Data for analysis ::

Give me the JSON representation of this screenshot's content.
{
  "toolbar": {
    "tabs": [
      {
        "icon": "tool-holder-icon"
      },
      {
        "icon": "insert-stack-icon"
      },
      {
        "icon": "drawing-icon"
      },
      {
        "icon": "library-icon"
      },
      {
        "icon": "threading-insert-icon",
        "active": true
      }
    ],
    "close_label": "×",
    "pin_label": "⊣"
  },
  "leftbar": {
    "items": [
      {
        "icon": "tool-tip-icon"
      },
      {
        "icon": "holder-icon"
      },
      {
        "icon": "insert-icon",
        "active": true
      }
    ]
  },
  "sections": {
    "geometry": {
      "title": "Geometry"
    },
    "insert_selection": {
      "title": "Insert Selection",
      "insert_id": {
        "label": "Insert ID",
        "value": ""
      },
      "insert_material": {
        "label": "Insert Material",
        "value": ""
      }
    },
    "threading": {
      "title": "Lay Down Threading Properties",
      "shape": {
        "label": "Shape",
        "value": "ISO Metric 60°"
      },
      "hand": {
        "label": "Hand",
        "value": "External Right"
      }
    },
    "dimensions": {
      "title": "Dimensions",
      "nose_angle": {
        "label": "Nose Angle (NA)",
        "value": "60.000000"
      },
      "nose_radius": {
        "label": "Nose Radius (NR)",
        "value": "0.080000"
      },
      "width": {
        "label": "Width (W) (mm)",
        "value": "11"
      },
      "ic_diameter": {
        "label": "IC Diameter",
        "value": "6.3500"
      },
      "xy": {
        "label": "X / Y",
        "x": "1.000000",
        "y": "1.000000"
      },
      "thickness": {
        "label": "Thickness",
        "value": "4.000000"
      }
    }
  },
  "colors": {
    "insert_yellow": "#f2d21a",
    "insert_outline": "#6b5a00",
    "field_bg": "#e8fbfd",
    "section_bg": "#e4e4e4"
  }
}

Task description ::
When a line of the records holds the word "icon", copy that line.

Answer ::
        "icon": "tool-holder-icon"
        "icon": "insert-stack-icon"
        "icon": "drawing-icon"
        "icon": "library-icon"
        "icon": "threading-insert-icon",
        "icon": "tool-tip-icon"
        "icon": "holder-icon"
        "icon": "insert-icon",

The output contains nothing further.